What I've Learned About Remote Work


13 January, 2020 4 function String() { [native code] }

Over the last few months, I have learnt a lot about working remotely through making mistakes, falling into bad habits and having to correct them. I no doubt have a lot more to learn about working from home, but for now, here's my small collection of tips and pointers for getting started with remote work.

Discipline = Freedom

I heard this a lot, i thought it was a bit cliché but it wasn't until I started working on freelance projects that I realised just how important it was. The first website I made was for my Dad's business, a static website consisting of 5 simple pages, yet it took me about a month to complete. Of course, this can in part be understood, it was the first project I had committed myself to, my web development skills have improved a lot since then through sheer practise. But it was also because my schedule was all but non-existent. Most nights I was awake until 2 a.m., which in turn meant I had no morning routine and was tired if i woke up earlier than 10 a.m.

I wanted my evenings back. I knew I loved frontend development, but I missed spending time with my friends without feeling guilty that I hadn't got my work done for that day.

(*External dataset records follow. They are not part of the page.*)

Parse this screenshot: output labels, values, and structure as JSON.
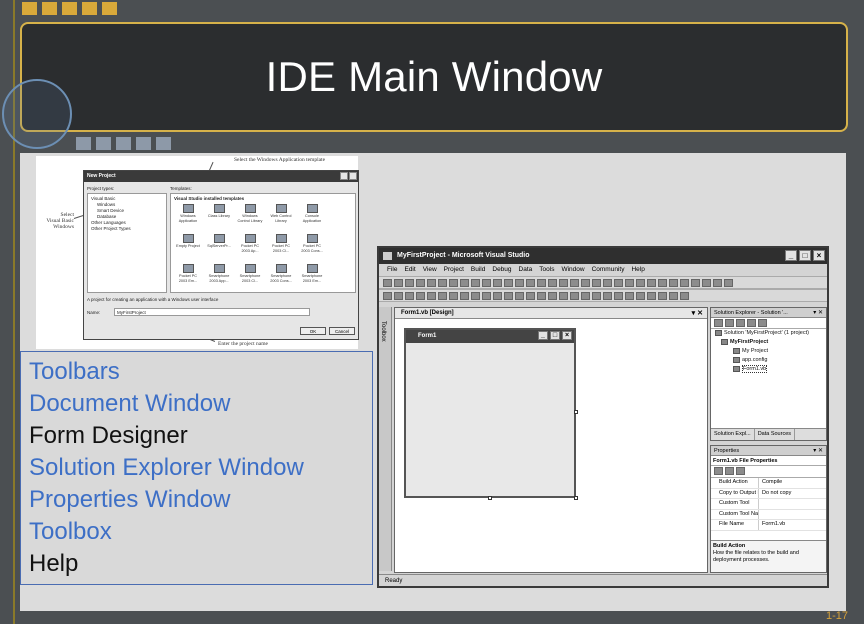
{
  "slide": {
    "title": "IDE Main Window",
    "page_number": "1-17",
    "colors": {
      "title_border": "#d6b24a",
      "bullet_blue": "#3d6fc6",
      "background": "#4b4f52"
    }
  },
  "bullets": [
    {
      "text": "Toolbars",
      "color": "blue"
    },
    {
      "text": "Document Window",
      "color": "blue"
    },
    {
      "text": "Form Designer",
      "color": "black"
    },
    {
      "text": "Solution Explorer Window",
      "color": "blue"
    },
    {
      "text": "Properties Window",
      "color": "blue"
    },
    {
      "text": "Toolbox",
      "color": "blue"
    },
    {
      "text": "Help",
      "color": "black"
    }
  ],
  "new_project_shot": {
    "dialog_title": "New Project",
    "project_types_label": "Project types:",
    "templates_label": "Templates:",
    "tree": [
      "Visual Basic",
      "Windows",
      "Smart Device",
      "Database",
      "Other Languages",
      "Other Project Types"
    ],
    "installed_header": "Visual Studio installed templates",
    "templates": [
      "Windows Application",
      "Class Library",
      "Windows Control Library",
      "Web Control Library",
      "Console Application",
      "Empty Project",
      "SqlServerPr...",
      "Pocket PC 2003 Ap...",
      "Pocket PC 2003 Cl...",
      "Pocket PC 2003 Cons...",
      "Pocket PC 2003 Em...",
      "Smartphone 2003 App...",
      "Smartphone 2003 Cl...",
      "Smartphone 2003 Cons...",
      "Smartphone 2003 Em..."
    ],
    "description": "A project for creating an application with a Windows user interface",
    "name_label": "Name:",
    "name_value": "MyFirstProject",
    "ok_label": "OK",
    "cancel_label": "Cancel",
    "annot_template": "Select the Windows Application template",
    "annot_select_line1": "Select",
    "annot_select_line2": "Visual Basic",
    "annot_select_line3": "Windows",
    "annot_name": "Enter the project name"
  },
  "vs_shot": {
    "window_title": "MyFirstProject - Microsoft Visual Studio",
    "menu": [
      "File",
      "Edit",
      "View",
      "Project",
      "Build",
      "Debug",
      "Data",
      "Tools",
      "Window",
      "Community",
      "Help"
    ],
    "toolbox_label": "Toolbox",
    "doc_tab": "Form1.vb [Design]",
    "form_title": "Form1",
    "solution_explorer_title": "Solution Explorer - Solution '...",
    "solution_tree": [
      "Solution 'MyFirstProject' (1 project)",
      "MyFirstProject",
      "My Project",
      "app.config",
      "Form1.vb"
    ],
    "sol_tab1": "Solution Expl...",
    "sol_tab2": "Data Sources",
    "properties_title": "Properties",
    "prop_selector": "Form1.vb File Properties",
    "properties": [
      {
        "name": "Build Action",
        "value": "Compile"
      },
      {
        "name": "Copy to Output Dir",
        "value": "Do not copy"
      },
      {
        "name": "Custom Tool",
        "value": ""
      },
      {
        "name": "Custom Tool Nam",
        "value": ""
      },
      {
        "name": "File Name",
        "value": "Form1.vb"
      }
    ],
    "prop_desc_title": "Build Action",
    "prop_desc_text": "How the file relates to the build and deployment processes.",
    "status": "Ready"
  }
}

this meant even the decision to close my laptop by 8 p.m. everyday vastly improved my routine. I had to become a bit tough on myself. I haven't finished my work today? It can be completed tomorrow. I can always wake up a little earlier to get in some extra work. Better that than sitting at a desk in my room whilst my family watches that film tonight that I've wanted to watch for weeks.

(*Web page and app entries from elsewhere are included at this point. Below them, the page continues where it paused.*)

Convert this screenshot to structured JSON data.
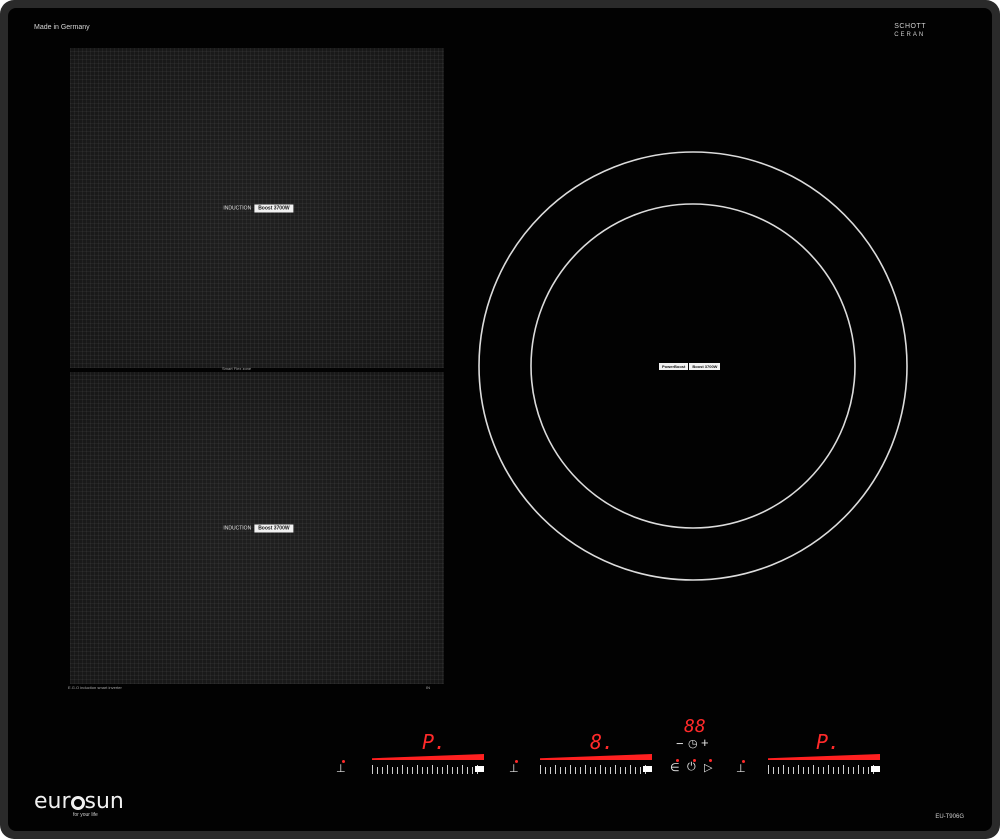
{
  "brand": {
    "made_in": "Made in Germany",
    "glass_brand_line1": "SCHOTT",
    "glass_brand_line2": "CERAN",
    "logo_text_left": "eur",
    "logo_text_right": "sun",
    "tagline": "for your life",
    "model": "EU-T906G"
  },
  "zones": {
    "top_left": {
      "label_a": "INDUCTION",
      "label_b": "Boost 3700W"
    },
    "bottom_left": {
      "label_a": "INDUCTION",
      "label_b": "Boost 3700W"
    },
    "flex_label": "Smart Flex zone",
    "bottom_note": "E.G.O induction smart inverter",
    "bottom_note2": "IN",
    "round": {
      "label_a": "PowerBoost",
      "label_b": "Boost 3700W"
    }
  },
  "displays": {
    "left": "P.",
    "middle": "8.",
    "timer": "88",
    "right": "P."
  },
  "colors": {
    "display_red": "#ff2a2a",
    "glass": "#020202",
    "frame": "#2a2a2a"
  },
  "icons": [
    "pan-icon",
    "lock-icon",
    "power-icon",
    "timer-icon",
    "pause-icon"
  ]
}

Don't get me wrong, sometimes when I'm in the flow and I know I can finish a project that night if I just keep coding for a couple more hours, I'll give myself the time. But these late nights are few and far between, besides, the evidence suggests that a consistent sleep routine and healthy breakfast does wonders for focus and productivity. Here's a link to Joe Rogan's Podcast about the importance of sleep with Matthew Walker, an expert on the subject.

Work/Life Balance

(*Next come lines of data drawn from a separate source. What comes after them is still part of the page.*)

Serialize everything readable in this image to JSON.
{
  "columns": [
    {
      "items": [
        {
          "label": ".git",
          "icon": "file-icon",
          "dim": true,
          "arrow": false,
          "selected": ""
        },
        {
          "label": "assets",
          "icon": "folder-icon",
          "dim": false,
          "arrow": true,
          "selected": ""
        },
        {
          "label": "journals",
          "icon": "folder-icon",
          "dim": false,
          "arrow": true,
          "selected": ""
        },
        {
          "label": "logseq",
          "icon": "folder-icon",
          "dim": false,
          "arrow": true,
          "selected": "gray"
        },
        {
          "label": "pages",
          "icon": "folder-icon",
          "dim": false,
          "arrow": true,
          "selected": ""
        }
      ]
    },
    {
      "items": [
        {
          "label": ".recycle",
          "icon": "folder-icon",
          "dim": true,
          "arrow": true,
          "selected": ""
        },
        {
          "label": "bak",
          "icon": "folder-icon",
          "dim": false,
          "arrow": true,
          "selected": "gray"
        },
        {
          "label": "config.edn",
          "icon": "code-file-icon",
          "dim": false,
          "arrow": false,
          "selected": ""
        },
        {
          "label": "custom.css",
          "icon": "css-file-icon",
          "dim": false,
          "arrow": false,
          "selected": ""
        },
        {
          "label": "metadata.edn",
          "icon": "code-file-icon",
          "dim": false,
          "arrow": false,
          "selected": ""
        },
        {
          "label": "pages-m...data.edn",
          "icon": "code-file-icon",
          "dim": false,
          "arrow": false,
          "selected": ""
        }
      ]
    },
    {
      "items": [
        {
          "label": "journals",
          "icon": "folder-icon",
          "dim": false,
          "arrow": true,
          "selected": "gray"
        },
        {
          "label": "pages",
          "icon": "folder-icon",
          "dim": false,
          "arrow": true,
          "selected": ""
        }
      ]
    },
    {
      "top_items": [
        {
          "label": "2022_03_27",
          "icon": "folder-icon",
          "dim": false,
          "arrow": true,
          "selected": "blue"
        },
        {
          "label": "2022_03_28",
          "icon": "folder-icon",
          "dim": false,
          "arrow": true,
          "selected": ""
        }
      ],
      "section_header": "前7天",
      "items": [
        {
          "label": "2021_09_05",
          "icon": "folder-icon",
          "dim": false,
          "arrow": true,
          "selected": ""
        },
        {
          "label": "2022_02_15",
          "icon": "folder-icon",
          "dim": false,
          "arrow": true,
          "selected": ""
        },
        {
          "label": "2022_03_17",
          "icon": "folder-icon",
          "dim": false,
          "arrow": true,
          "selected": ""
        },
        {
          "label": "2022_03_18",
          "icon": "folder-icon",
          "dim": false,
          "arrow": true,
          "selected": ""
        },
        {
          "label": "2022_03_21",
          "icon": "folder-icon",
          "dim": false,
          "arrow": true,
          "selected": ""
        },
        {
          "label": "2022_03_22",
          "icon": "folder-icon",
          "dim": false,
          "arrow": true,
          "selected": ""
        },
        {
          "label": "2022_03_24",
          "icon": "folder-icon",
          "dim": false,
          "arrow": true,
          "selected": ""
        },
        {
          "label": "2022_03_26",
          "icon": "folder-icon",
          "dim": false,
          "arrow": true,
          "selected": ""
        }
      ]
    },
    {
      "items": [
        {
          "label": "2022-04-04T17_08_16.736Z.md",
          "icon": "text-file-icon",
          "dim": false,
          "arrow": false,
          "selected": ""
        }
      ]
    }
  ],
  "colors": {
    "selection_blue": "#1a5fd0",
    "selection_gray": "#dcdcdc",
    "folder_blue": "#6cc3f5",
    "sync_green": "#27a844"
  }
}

This one goes hand in hand with the previous tip. As you can probably tell, my work/life balance was all over the place. I'd do nothing but write CSS for days in a row and then realise I hadn't spent any quality time with my girlfriend, played video games or taken time to relax and recharge.

This is pretty common for me, and I think it's the same for a lot of people. When we become interested in something new, like web development, we can become a little obsessed. I wanted to learn everything I could, I'd watch tutorials about CSS layouts all day, I'd read countless articles before bed about why this text editor is better than that one. Sometimes, i'd find myself doing these things when I was out with friends or family for dinner... that is unhealthy!

Sure, understanding CSS layouts is important for frontend design, and choosing the right text editor for you will speed up your work flow, I'm not disputing the importance of learning and researching your field of study, I just want to highlight finding a balance, because watching just one more video or reading one more article won't drastically improve your development skills, but it can easily eat away at your free time. Add the video to your Watch Later playlist, bookmark that article and call it a day.

Make Beginning Easy

I'm going to focus now on some tips for kickstarting good remote work practises, and losing the bad habits. It's all well and good to want to have a healthy work/life balance, but getting started with a good morning routine when you've been staying up all night for weeks now can be hard. The saying goes a good day starts the night before, so lets start there.

I use TeuxDeux for daily ToDo planning, I can see my lists for the next few days, what I don't finish that day moves to the next day automatically and I usually leave the tab open on my tablet to quickly tick off what I complete. Having my ToDos easily available helps me start my day. Whilst I use Notion and Google Calendar also, a quick, simple ToDo app is where i'd suggest beginning when it comes to organising your day.

Often, mental effort acts as a barrier to entry for having a productive day, so leaving your workspace tidy, having a few things on your ToDo list ready for the next day, and even leaving your laptop open rather than closed makes the process of beginning easier. The less physical resistance to beginning work, the less mental resistance too.

Simplicity is Your Friend

In the same vein, if your work process is simple whilst still being effective, you will find it makes remote work a lot easier. I mentioned Notion earlier - it is a great app, it's powerful, tidy and I like it for project management, but I've found it to be too complicated for general note taking and ToDo lists. It takes too long to open on my phone if I want to write an idea down quickly or check off a completed task. I like to use a smaller application for these things.

Since I store my projects in Notion, I can easily get distracted with side projects I'm working on just because I see them when I open the app, to avoid this, using a separate application in the day for general note taking is useful. Before I finish for the day I log everything I need to into Notion, which helps me to stay organised.